Interface dataset entries -
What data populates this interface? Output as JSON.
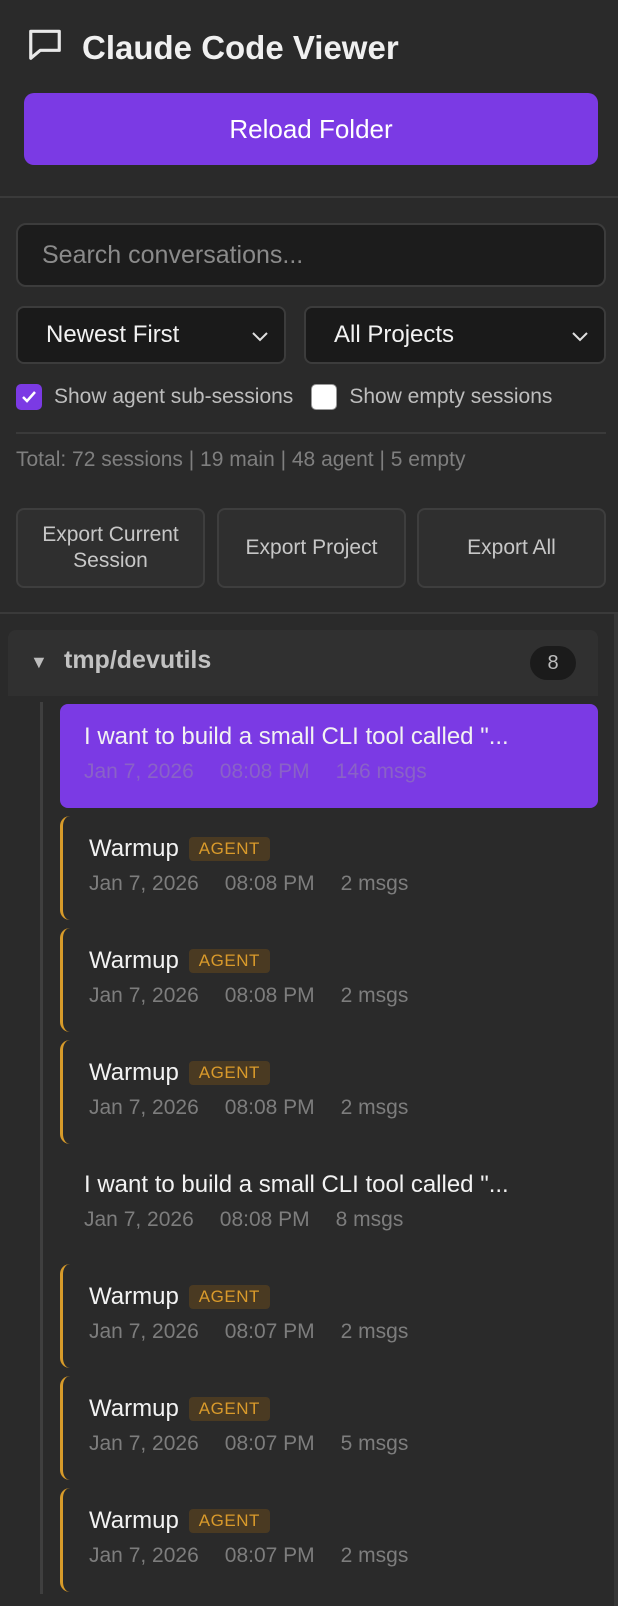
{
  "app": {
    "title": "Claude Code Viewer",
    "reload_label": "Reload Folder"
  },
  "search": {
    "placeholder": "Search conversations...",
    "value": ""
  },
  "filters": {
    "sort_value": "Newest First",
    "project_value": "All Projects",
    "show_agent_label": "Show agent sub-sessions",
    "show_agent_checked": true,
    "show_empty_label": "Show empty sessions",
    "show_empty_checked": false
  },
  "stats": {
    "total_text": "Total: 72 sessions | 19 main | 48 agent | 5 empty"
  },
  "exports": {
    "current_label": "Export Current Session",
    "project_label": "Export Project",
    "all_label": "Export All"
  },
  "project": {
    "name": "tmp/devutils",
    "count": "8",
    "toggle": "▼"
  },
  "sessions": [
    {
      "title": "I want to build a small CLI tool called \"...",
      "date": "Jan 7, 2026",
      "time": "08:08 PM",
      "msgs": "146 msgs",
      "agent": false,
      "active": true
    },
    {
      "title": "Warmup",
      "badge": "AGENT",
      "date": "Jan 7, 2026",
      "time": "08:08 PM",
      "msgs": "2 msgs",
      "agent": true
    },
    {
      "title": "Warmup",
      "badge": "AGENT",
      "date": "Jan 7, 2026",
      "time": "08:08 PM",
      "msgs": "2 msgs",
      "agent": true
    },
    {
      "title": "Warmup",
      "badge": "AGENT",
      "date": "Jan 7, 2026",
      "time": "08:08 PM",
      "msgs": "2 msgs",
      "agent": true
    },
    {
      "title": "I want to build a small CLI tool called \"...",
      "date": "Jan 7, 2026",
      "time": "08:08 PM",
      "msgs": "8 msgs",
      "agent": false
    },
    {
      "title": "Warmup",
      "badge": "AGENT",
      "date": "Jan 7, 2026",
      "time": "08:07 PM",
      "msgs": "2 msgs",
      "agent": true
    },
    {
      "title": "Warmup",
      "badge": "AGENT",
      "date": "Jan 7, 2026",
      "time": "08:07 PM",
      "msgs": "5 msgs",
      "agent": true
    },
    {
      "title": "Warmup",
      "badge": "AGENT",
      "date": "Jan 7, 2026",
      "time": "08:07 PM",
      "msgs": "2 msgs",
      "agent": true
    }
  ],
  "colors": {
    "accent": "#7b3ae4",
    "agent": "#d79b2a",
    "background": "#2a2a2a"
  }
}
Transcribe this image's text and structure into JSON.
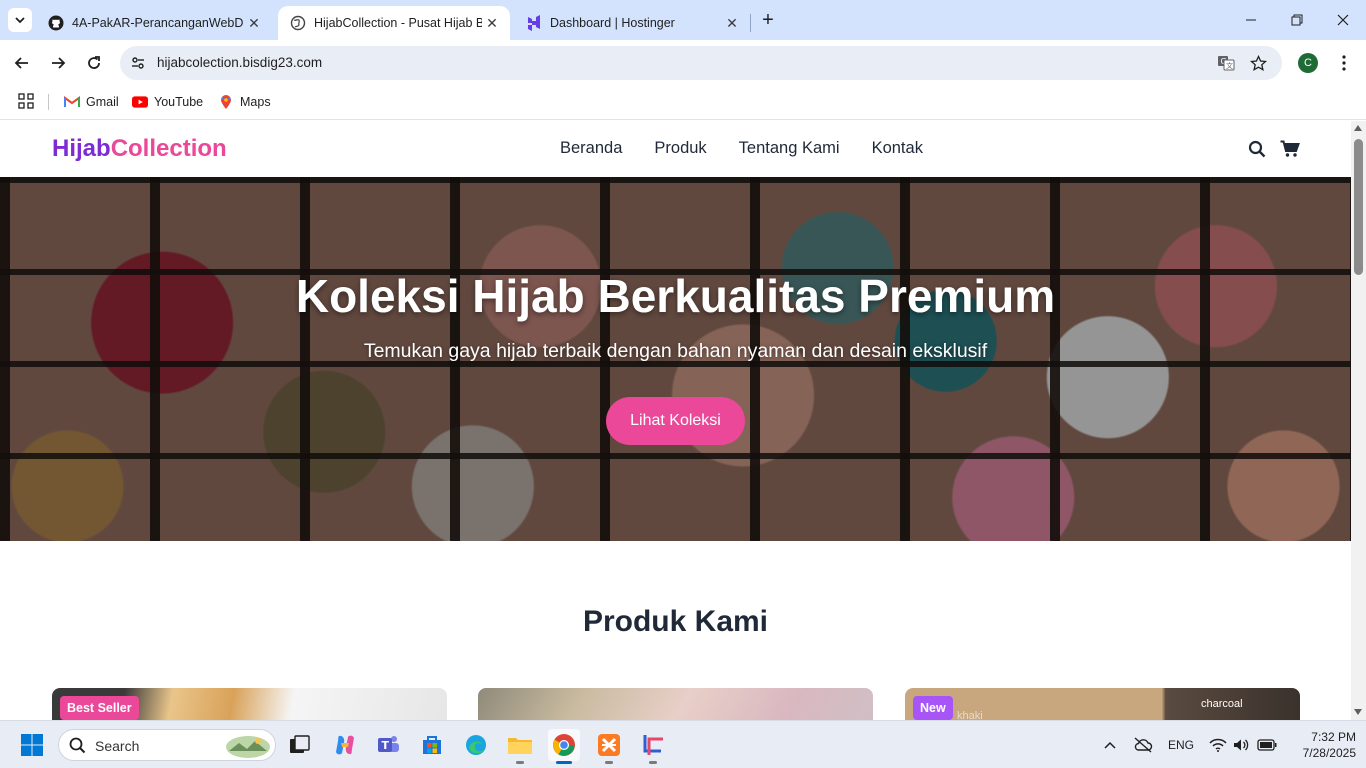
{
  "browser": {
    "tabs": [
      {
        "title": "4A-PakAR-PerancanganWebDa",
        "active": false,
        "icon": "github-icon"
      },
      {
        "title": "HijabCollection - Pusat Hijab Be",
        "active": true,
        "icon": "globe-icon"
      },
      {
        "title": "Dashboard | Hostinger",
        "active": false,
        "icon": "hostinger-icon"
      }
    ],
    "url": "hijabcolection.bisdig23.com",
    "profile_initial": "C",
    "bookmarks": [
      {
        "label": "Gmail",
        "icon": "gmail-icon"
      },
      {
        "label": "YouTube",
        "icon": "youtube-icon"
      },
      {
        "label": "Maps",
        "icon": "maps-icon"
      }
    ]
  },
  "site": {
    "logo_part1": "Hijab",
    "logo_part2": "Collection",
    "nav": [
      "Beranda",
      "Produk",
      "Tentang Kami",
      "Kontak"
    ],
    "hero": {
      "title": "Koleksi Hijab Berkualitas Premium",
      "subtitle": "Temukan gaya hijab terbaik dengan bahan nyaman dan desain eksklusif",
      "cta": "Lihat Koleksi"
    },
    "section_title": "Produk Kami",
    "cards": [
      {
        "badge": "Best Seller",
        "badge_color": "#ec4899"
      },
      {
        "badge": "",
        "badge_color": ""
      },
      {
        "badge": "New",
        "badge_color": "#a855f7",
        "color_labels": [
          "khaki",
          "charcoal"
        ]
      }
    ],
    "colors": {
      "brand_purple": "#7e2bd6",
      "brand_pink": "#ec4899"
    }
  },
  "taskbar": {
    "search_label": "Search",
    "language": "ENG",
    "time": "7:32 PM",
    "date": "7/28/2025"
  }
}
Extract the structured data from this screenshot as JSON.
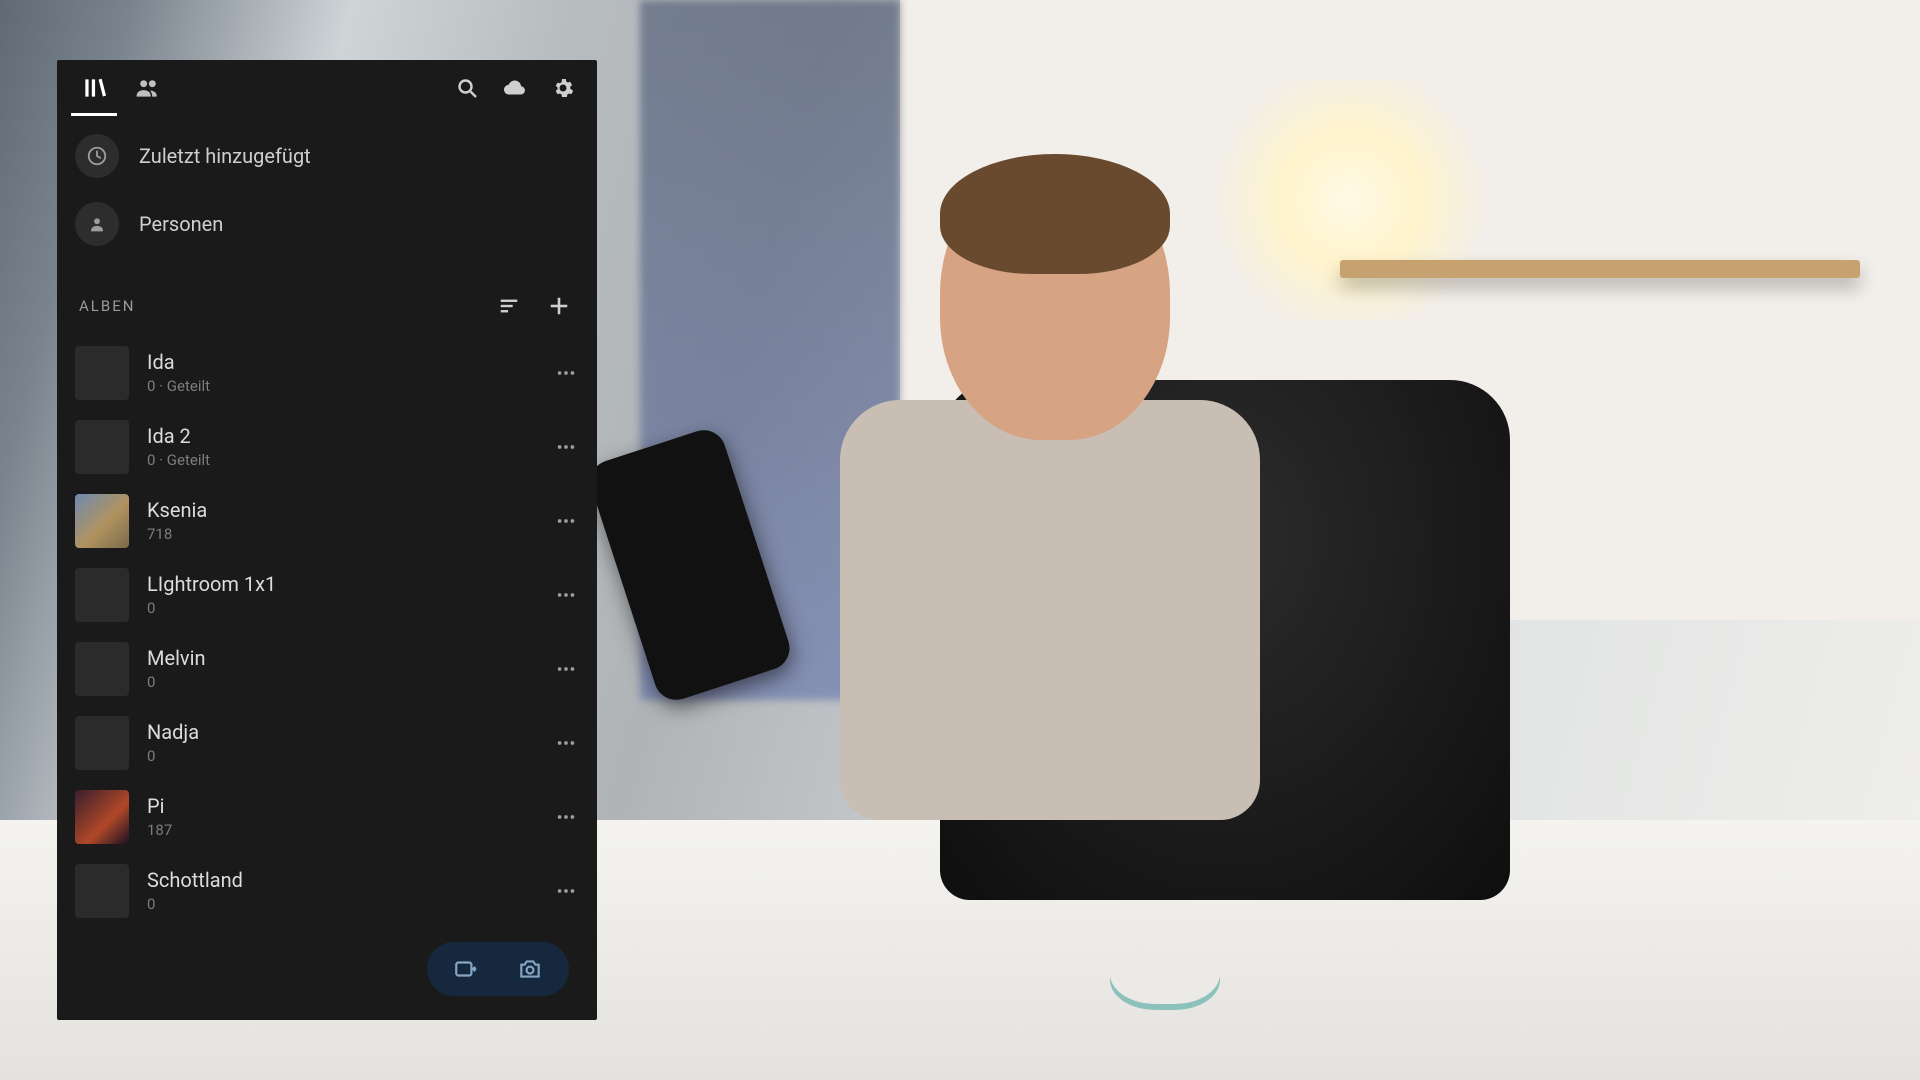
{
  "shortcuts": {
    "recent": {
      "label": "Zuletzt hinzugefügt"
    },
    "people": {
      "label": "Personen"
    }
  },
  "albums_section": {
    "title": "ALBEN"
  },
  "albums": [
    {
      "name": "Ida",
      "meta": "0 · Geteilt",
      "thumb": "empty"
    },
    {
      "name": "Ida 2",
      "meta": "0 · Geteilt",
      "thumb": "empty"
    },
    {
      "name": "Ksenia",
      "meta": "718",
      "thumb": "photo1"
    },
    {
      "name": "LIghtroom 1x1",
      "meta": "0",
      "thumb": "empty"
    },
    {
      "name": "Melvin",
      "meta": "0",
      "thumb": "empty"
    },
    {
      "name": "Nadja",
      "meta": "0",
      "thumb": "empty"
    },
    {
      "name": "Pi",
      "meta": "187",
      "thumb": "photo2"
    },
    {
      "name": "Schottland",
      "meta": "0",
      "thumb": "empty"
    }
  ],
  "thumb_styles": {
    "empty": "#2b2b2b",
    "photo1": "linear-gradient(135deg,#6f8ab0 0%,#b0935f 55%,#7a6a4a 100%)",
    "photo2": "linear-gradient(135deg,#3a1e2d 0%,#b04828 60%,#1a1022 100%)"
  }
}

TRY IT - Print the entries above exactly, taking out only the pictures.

TASK RESULT -
What data populates this interface? Output as JSON.
{
  "app": {
    "title": "Claude Code Viewer",
    "reload_label": "Reload Folder"
  },
  "search": {
    "placeholder": "Search conversations...",
    "value": ""
  },
  "filters": {
    "sort_value": "Newest First",
    "project_value": "All Projects",
    "show_agent_label": "Show agent sub-sessions",
    "show_agent_checked": true,
    "show_empty_label": "Show empty sessions",
    "show_empty_checked": false
  },
  "stats": {
    "total_text": "Total: 72 sessions | 19 main | 48 agent | 5 empty"
  },
  "exports": {
    "current_label": "Export Current Session",
    "project_label": "Export Project",
    "all_label": "Export All"
  },
  "project": {
    "name": "tmp/devutils",
    "count": "8",
    "toggle": "▼"
  },
  "sessions": [
    {
      "title": "I want to build a small CLI tool called \"...",
      "date": "Jan 7, 2026",
      "time": "08:08 PM",
      "msgs": "146 msgs",
      "agent": false,
      "active": true
    },
    {
      "title": "Warmup",
      "badge": "AGENT",
      "date": "Jan 7, 2026",
      "time": "08:08 PM",
      "msgs": "2 msgs",
      "agent": true
    },
    {
      "title": "Warmup",
      "badge": "AGENT",
      "date": "Jan 7, 2026",
      "time": "08:08 PM",
      "msgs": "2 msgs",
      "agent": true
    },
    {
      "title": "Warmup",
      "badge": "AGENT",
      "date": "Jan 7, 2026",
      "time": "08:08 PM",
      "msgs": "2 msgs",
      "agent": true
    },
    {
      "title": "I want to build a small CLI tool called \"...",
      "date": "Jan 7, 2026",
      "time": "08:08 PM",
      "msgs": "8 msgs",
      "agent": false
    },
    {
      "title": "Warmup",
      "badge": "AGENT",
      "date": "Jan 7, 2026",
      "time": "08:07 PM",
      "msgs": "2 msgs",
      "agent": true
    },
    {
      "title": "Warmup",
      "badge": "AGENT",
      "date": "Jan 7, 2026",
      "time": "08:07 PM",
      "msgs": "5 msgs",
      "agent": true
    },
    {
      "title": "Warmup",
      "badge": "AGENT",
      "date": "Jan 7, 2026",
      "time": "08:07 PM",
      "msgs": "2 msgs",
      "agent": true
    }
  ],
  "colors": {
    "accent": "#7b3ae4",
    "agent": "#d79b2a",
    "background": "#2a2a2a"
  }
}
Transcribe this image's text and structure into JSON.
{
  "browser": {
    "tabs": [
      {
        "title": "4A-PakAR-PerancanganWebDa",
        "active": false,
        "icon": "github-icon"
      },
      {
        "title": "HijabCollection - Pusat Hijab Be",
        "active": true,
        "icon": "globe-icon"
      },
      {
        "title": "Dashboard | Hostinger",
        "active": false,
        "icon": "hostinger-icon"
      }
    ],
    "url": "hijabcolection.bisdig23.com",
    "profile_initial": "C",
    "bookmarks": [
      {
        "label": "Gmail",
        "icon": "gmail-icon"
      },
      {
        "label": "YouTube",
        "icon": "youtube-icon"
      },
      {
        "label": "Maps",
        "icon": "maps-icon"
      }
    ]
  },
  "site": {
    "logo_part1": "Hijab",
    "logo_part2": "Collection",
    "nav": [
      "Beranda",
      "Produk",
      "Tentang Kami",
      "Kontak"
    ],
    "hero": {
      "title": "Koleksi Hijab Berkualitas Premium",
      "subtitle": "Temukan gaya hijab terbaik dengan bahan nyaman dan desain eksklusif",
      "cta": "Lihat Koleksi"
    },
    "section_title": "Produk Kami",
    "cards": [
      {
        "badge": "Best Seller",
        "badge_color": "#ec4899"
      },
      {
        "badge": "",
        "badge_color": ""
      },
      {
        "badge": "New",
        "badge_color": "#a855f7",
        "color_labels": [
          "khaki",
          "charcoal"
        ]
      }
    ],
    "colors": {
      "brand_purple": "#7e2bd6",
      "brand_pink": "#ec4899"
    }
  },
  "taskbar": {
    "search_label": "Search",
    "language": "ENG",
    "time": "7:32 PM",
    "date": "7/28/2025"
  }
}
Extract the structured data from this screenshot as JSON.
{
  "shortcuts": {
    "recent": {
      "label": "Zuletzt hinzugefügt"
    },
    "people": {
      "label": "Personen"
    }
  },
  "albums_section": {
    "title": "ALBEN"
  },
  "albums": [
    {
      "name": "Ida",
      "meta": "0 · Geteilt",
      "thumb": "empty"
    },
    {
      "name": "Ida 2",
      "meta": "0 · Geteilt",
      "thumb": "empty"
    },
    {
      "name": "Ksenia",
      "meta": "718",
      "thumb": "photo1"
    },
    {
      "name": "LIghtroom 1x1",
      "meta": "0",
      "thumb": "empty"
    },
    {
      "name": "Melvin",
      "meta": "0",
      "thumb": "empty"
    },
    {
      "name": "Nadja",
      "meta": "0",
      "thumb": "empty"
    },
    {
      "name": "Pi",
      "meta": "187",
      "thumb": "photo2"
    },
    {
      "name": "Schottland",
      "meta": "0",
      "thumb": "empty"
    }
  ],
  "thumb_styles": {
    "empty": "#2b2b2b",
    "photo1": "linear-gradient(135deg,#6f8ab0 0%,#b0935f 55%,#7a6a4a 100%)",
    "photo2": "linear-gradient(135deg,#3a1e2d 0%,#b04828 60%,#1a1022 100%)"
  }
}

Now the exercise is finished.